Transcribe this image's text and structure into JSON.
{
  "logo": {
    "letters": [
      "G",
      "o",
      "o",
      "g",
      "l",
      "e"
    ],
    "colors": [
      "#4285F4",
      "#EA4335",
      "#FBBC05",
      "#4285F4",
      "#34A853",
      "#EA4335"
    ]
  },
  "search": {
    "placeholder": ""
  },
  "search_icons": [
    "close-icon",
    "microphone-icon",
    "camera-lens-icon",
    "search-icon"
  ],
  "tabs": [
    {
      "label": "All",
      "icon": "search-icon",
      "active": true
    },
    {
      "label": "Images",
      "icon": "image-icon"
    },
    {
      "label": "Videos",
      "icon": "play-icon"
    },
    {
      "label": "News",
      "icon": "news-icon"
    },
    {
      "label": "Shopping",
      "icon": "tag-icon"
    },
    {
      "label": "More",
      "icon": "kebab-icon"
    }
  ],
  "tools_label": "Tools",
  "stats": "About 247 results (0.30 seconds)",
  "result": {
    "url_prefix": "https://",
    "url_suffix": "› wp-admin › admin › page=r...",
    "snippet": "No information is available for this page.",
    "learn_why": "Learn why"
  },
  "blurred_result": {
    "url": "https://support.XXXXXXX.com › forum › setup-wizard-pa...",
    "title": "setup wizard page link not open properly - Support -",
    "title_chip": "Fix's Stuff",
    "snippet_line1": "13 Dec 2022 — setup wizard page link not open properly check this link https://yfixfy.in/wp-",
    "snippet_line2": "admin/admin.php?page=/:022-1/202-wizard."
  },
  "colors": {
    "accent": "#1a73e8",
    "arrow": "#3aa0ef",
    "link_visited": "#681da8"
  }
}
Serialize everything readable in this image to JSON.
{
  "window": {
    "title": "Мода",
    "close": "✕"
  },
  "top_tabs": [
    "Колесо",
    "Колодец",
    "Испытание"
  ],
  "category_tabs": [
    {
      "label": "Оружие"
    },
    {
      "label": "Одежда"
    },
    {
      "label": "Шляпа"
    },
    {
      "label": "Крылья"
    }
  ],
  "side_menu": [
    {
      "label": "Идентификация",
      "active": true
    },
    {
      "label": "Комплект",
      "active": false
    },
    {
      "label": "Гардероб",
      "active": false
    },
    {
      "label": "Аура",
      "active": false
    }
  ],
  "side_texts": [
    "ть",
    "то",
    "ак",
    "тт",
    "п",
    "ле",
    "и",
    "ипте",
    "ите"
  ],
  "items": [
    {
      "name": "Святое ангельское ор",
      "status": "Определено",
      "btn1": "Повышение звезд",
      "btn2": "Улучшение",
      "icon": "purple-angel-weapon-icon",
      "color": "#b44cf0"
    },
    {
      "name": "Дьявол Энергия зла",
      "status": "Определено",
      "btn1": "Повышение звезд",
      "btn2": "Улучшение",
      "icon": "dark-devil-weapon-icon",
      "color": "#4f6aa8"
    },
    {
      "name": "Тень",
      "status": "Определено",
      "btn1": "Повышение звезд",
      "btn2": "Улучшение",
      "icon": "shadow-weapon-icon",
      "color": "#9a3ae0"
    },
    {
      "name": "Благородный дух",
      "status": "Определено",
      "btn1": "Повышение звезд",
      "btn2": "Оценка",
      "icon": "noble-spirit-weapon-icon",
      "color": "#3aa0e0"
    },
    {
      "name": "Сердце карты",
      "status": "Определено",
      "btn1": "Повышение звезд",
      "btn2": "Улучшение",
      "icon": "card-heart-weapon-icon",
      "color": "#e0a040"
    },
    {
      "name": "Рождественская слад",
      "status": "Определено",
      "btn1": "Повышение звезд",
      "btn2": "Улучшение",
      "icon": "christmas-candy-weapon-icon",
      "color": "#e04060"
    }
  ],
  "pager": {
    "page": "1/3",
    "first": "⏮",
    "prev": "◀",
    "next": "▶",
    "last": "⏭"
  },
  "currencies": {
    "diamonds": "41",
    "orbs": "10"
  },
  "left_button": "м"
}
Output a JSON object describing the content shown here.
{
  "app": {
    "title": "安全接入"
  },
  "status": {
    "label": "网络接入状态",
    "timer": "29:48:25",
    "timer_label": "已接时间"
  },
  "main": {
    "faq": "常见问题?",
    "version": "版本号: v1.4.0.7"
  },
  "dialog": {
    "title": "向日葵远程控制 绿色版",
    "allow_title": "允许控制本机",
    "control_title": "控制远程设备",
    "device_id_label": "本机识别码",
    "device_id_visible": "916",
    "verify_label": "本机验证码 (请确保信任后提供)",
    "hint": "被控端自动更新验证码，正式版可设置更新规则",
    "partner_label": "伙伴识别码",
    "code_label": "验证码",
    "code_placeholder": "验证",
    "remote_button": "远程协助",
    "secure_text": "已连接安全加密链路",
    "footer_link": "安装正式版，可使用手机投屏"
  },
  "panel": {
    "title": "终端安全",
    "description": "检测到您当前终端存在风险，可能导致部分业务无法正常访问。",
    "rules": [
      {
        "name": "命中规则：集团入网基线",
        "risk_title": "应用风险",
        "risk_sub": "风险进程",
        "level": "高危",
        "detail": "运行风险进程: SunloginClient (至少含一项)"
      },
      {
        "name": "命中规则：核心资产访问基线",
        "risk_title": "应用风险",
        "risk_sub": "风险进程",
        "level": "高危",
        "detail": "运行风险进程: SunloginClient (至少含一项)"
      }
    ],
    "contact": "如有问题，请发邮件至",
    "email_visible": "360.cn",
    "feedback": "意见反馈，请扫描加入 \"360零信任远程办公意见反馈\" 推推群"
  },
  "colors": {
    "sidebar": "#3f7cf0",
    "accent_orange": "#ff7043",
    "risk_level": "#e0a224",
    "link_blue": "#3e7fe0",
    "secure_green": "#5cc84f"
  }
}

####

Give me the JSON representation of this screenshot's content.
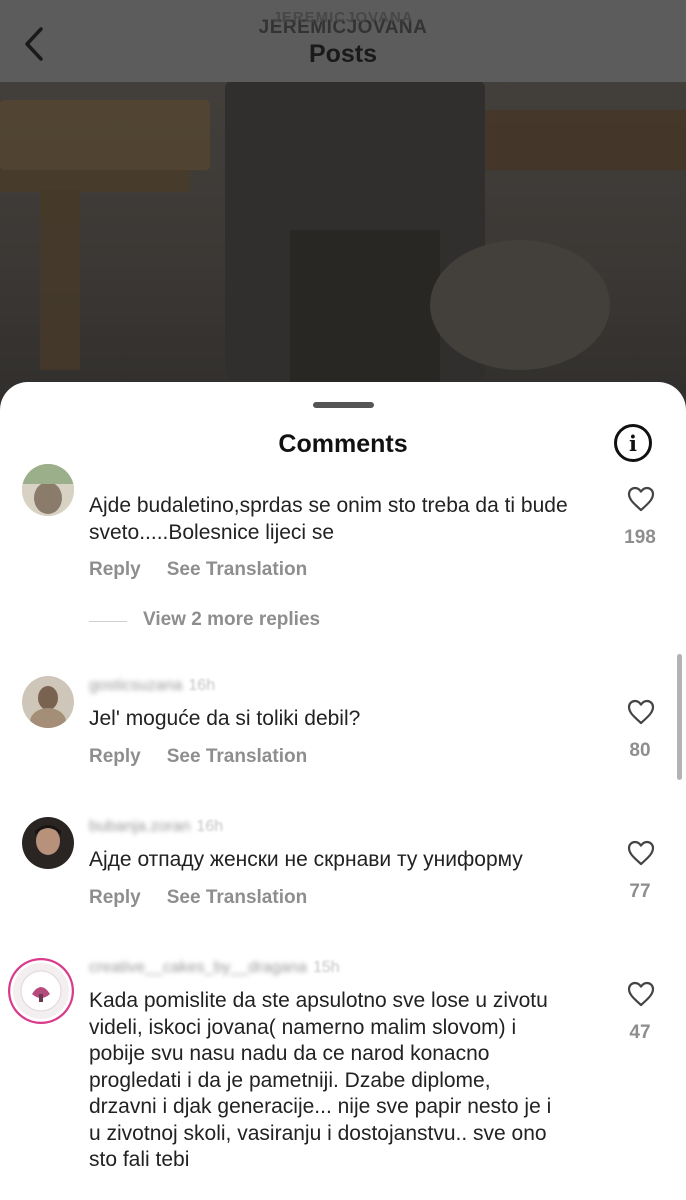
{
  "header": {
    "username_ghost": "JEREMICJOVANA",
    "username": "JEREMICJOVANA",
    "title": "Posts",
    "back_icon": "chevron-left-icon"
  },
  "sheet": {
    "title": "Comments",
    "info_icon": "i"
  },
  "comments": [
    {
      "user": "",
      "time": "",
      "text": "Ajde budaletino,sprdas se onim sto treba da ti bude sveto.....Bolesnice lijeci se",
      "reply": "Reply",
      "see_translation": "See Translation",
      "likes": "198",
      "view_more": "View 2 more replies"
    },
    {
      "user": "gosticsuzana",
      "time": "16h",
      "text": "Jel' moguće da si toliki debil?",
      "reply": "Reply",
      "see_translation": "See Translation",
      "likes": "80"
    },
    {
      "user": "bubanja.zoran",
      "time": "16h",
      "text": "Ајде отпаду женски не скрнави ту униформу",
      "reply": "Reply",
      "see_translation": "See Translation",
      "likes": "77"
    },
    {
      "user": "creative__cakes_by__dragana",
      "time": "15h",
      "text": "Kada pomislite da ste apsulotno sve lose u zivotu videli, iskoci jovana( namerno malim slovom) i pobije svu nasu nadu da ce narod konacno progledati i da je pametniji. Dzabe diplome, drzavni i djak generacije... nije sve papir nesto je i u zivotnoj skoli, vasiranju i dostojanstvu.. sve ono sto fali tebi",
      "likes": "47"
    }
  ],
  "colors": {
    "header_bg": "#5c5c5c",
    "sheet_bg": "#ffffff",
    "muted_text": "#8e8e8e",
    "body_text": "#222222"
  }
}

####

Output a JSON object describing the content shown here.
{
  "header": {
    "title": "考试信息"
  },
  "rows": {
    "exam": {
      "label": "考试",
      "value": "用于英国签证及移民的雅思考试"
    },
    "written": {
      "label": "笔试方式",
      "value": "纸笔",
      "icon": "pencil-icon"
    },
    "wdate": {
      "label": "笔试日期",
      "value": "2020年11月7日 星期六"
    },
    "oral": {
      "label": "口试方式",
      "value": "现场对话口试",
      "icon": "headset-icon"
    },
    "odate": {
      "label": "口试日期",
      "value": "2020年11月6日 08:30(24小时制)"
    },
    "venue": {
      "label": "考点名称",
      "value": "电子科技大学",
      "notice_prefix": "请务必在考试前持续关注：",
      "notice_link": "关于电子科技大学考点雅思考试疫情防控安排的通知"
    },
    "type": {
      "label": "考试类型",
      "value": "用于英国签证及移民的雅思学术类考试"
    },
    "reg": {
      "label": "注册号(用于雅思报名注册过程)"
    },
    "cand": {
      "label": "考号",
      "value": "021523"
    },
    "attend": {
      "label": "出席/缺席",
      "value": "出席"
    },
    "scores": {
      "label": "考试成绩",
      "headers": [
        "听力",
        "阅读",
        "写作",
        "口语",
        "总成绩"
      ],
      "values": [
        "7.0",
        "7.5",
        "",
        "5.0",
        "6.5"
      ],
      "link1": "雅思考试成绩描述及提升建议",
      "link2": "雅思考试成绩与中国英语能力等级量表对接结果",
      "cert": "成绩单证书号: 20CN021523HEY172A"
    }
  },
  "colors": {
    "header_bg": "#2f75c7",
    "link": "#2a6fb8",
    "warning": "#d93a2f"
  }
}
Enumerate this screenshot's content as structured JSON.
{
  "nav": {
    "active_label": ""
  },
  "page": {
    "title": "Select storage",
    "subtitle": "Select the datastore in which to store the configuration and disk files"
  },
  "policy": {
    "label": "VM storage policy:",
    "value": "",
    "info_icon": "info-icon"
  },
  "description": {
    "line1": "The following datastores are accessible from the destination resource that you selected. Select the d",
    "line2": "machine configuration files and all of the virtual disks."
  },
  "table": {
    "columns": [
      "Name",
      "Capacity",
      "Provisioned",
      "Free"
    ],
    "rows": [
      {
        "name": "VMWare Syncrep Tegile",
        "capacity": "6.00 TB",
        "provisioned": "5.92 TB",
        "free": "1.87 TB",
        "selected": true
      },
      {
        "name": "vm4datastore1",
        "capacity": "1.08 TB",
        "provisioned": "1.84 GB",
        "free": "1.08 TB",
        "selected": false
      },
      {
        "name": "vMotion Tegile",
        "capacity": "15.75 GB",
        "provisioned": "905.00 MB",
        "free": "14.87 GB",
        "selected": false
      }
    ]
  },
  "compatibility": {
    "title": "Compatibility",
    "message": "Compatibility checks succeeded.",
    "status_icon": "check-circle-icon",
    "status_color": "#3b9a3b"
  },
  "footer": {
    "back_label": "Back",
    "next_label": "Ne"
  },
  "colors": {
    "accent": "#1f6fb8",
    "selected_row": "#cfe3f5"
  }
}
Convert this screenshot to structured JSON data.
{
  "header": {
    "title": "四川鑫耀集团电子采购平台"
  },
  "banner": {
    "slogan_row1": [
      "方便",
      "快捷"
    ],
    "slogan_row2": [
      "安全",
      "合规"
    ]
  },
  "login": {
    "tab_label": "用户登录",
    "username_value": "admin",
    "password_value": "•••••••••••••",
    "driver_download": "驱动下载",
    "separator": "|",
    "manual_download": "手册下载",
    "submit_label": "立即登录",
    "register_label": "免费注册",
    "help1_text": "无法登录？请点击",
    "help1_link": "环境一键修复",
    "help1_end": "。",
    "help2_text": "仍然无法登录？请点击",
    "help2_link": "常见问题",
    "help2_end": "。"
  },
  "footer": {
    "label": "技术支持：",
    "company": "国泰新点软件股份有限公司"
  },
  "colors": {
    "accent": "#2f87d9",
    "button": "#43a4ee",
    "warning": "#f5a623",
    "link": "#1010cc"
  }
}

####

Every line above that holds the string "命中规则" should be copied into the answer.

§ **Written answer**:
        "name": "命中规则：集团入网基线",
        "name": "命中规则：核心资产访问基线",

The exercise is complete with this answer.